BEGIN

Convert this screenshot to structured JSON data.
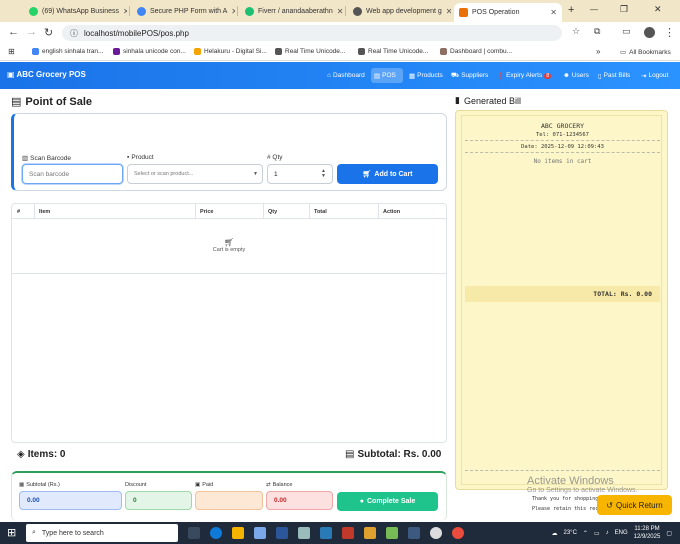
{
  "browser": {
    "tabs": [
      {
        "label": "(69) WhatsApp Business",
        "color": "#25d366"
      },
      {
        "label": "Secure PHP Form with A",
        "color": "#4285f4"
      },
      {
        "label": "Fiverr / anandaaberathn",
        "color": "#1dbf73"
      },
      {
        "label": "Web app development g",
        "color": "#555555"
      },
      {
        "label": "POS Operation",
        "color": "#e8710a"
      }
    ],
    "url": "localhost/mobilePOS/pos.php",
    "bookmarks": [
      "english sinhala tran...",
      "sinhala unicode con...",
      "Helakuru - Digital Si...",
      "Real Time Unicode...",
      "Real Time Unicode...",
      "Dashboard | combu..."
    ],
    "all_bookmarks": "All Bookmarks"
  },
  "app": {
    "brand": "ABC Grocery POS",
    "nav": [
      "Dashboard",
      "POS",
      "Products",
      "Suppliers",
      "Expiry Alerts",
      "Users",
      "Past Bills",
      "Logout"
    ],
    "expiry_badge": "8"
  },
  "pos": {
    "title": "Point of Sale",
    "scan_label": "Scan Barcode",
    "scan_placeholder": "Scan barcode",
    "product_label": "Product",
    "product_placeholder": "Select or scan product...",
    "qty_label": "# Qty",
    "qty_value": "1",
    "add_button": "Add to Cart",
    "table_headers": [
      "#",
      "Item",
      "Price",
      "Qty",
      "Total",
      "Action"
    ],
    "cart_empty": "Cart is empty",
    "items_label": "Items: 0",
    "subtotal_label": "Subtotal: Rs. 0.00"
  },
  "totals": {
    "subtotal_label": "Subtotal (Rs.)",
    "subtotal_value": "0.00",
    "discount_label": "Discount",
    "discount_value": "0",
    "paid_label": "Paid",
    "paid_value": "",
    "balance_label": "Balance",
    "balance_value": "0.00",
    "complete_button": "Complete Sale"
  },
  "bill": {
    "title": "Generated Bill",
    "store": "ABC GROCERY",
    "tel": "Tel: 071-1234567",
    "date": "Date: 2025-12-09 12:09:43",
    "empty": "No items in cart",
    "total": "TOTAL: Rs. 0.00",
    "thanks": "Thank you for shopping!",
    "retain": "Please retain this receipt"
  },
  "quick_return": "Quick Return",
  "watermark": {
    "line1": "Activate Windows",
    "line2": "Go to Settings to activate Windows."
  },
  "taskbar": {
    "search_placeholder": "Type here to search",
    "weather": "23°C",
    "lang": "ENG",
    "time": "11:28 PM",
    "date": "12/9/2025"
  }
}
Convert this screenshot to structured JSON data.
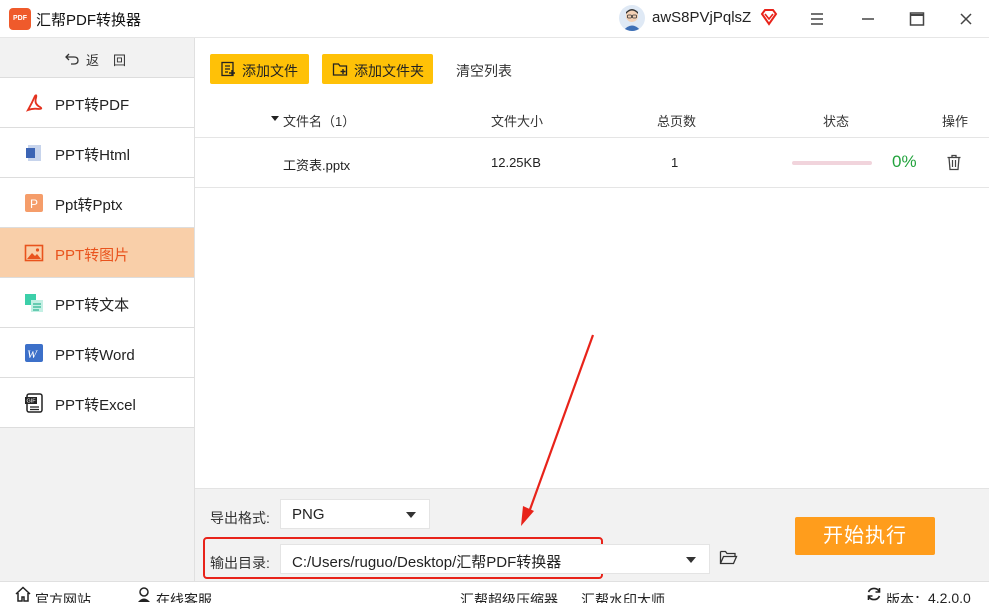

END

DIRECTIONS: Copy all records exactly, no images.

SOLUTION TO THE PROBLEM:
Convert this screenshot to structured JSON data.
{
  "browser": {
    "tabs": [
      {
        "label": "(69) WhatsApp Business",
        "color": "#25d366"
      },
      {
        "label": "Secure PHP Form with A",
        "color": "#4285f4"
      },
      {
        "label": "Fiverr / anandaaberathn",
        "color": "#1dbf73"
      },
      {
        "label": "Web app development g",
        "color": "#555555"
      },
      {
        "label": "POS Operation",
        "color": "#e8710a"
      }
    ],
    "url": "localhost/mobilePOS/pos.php",
    "bookmarks": [
      "english sinhala tran...",
      "sinhala unicode con...",
      "Helakuru - Digital Si...",
      "Real Time Unicode...",
      "Real Time Unicode...",
      "Dashboard | combu..."
    ],
    "all_bookmarks": "All Bookmarks"
  },
  "app": {
    "brand": "ABC Grocery POS",
    "nav": [
      "Dashboard",
      "POS",
      "Products",
      "Suppliers",
      "Expiry Alerts",
      "Users",
      "Past Bills",
      "Logout"
    ],
    "expiry_badge": "8"
  },
  "pos": {
    "title": "Point of Sale",
    "scan_label": "Scan Barcode",
    "scan_placeholder": "Scan barcode",
    "product_label": "Product",
    "product_placeholder": "Select or scan product...",
    "qty_label": "# Qty",
    "qty_value": "1",
    "add_button": "Add to Cart",
    "table_headers": [
      "#",
      "Item",
      "Price",
      "Qty",
      "Total",
      "Action"
    ],
    "cart_empty": "Cart is empty",
    "items_label": "Items: 0",
    "subtotal_label": "Subtotal: Rs. 0.00"
  },
  "totals": {
    "subtotal_label": "Subtotal (Rs.)",
    "subtotal_value": "0.00",
    "discount_label": "Discount",
    "discount_value": "0",
    "paid_label": "Paid",
    "paid_value": "",
    "balance_label": "Balance",
    "balance_value": "0.00",
    "complete_button": "Complete Sale"
  },
  "bill": {
    "title": "Generated Bill",
    "store": "ABC GROCERY",
    "tel": "Tel: 071-1234567",
    "date": "Date: 2025-12-09 12:09:43",
    "empty": "No items in cart",
    "total": "TOTAL: Rs. 0.00",
    "thanks": "Thank you for shopping!",
    "retain": "Please retain this receipt"
  },
  "quick_return": "Quick Return",
  "watermark": {
    "line1": "Activate Windows",
    "line2": "Go to Settings to activate Windows."
  },
  "taskbar": {
    "search_placeholder": "Type here to search",
    "weather": "23°C",
    "lang": "ENG",
    "time": "11:28 PM",
    "date": "12/9/2025"
  }
}
Convert this screenshot to structured JSON data.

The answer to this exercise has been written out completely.